■ **Task description**: Search the entries for the word "logger" and report each line that has it.

■ **Information shown**:
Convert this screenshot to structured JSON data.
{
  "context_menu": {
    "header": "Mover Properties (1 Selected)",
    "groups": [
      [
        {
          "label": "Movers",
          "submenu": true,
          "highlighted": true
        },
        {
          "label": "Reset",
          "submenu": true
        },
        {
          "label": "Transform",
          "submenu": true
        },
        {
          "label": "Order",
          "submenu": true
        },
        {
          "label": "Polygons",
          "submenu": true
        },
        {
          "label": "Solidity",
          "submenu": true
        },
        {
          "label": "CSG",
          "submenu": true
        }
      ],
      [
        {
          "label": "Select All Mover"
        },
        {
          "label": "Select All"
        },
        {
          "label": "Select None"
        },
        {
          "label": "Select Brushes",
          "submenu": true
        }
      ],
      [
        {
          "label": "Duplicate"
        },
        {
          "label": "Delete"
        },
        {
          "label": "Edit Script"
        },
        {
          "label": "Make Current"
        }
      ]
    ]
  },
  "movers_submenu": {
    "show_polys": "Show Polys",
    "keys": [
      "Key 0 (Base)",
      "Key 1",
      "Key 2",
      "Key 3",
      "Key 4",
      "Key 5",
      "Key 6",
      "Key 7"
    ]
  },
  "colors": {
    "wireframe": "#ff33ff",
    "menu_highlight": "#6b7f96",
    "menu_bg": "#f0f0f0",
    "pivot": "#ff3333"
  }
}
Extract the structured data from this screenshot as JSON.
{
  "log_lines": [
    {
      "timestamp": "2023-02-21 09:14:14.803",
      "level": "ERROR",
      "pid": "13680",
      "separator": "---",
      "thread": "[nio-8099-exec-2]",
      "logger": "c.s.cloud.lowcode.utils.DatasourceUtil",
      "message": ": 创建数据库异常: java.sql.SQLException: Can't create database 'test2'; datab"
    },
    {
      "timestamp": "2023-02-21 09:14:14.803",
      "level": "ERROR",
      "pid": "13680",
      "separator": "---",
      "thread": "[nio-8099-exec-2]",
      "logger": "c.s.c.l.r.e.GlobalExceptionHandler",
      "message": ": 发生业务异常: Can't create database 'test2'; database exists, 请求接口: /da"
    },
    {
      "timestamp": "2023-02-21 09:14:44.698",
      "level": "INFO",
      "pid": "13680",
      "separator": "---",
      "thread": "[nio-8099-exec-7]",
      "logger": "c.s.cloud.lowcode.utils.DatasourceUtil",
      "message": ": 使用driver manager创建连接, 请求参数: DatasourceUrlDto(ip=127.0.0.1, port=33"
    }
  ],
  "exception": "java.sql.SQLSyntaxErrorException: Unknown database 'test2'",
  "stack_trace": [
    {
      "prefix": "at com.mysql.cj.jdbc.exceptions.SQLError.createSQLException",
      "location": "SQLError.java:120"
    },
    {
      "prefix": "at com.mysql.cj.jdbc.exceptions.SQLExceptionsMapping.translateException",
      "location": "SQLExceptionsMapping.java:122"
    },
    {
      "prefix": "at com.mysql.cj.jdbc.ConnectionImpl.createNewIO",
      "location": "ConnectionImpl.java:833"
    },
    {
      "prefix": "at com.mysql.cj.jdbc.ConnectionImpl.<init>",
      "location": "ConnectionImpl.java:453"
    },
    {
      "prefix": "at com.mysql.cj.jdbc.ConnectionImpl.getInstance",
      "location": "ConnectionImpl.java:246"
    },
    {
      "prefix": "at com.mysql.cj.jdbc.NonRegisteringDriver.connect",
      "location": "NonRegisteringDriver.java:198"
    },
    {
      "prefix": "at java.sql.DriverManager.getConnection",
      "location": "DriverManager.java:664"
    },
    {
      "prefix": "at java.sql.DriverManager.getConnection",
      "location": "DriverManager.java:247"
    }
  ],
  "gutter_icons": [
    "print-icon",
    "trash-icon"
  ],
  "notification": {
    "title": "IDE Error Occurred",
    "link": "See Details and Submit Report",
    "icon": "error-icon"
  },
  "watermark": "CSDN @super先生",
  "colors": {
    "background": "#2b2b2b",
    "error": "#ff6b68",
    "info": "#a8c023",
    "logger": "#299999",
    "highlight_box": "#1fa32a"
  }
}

■ **Reply**:
      "logger": "c.s.cloud.lowcode.utils.DatasourceUtil",
      "logger": "c.s.c.l.r.e.GlobalExceptionHandler",
      "logger": "c.s.cloud.lowcode.utils.DatasourceUtil",
    "logger": "#299999",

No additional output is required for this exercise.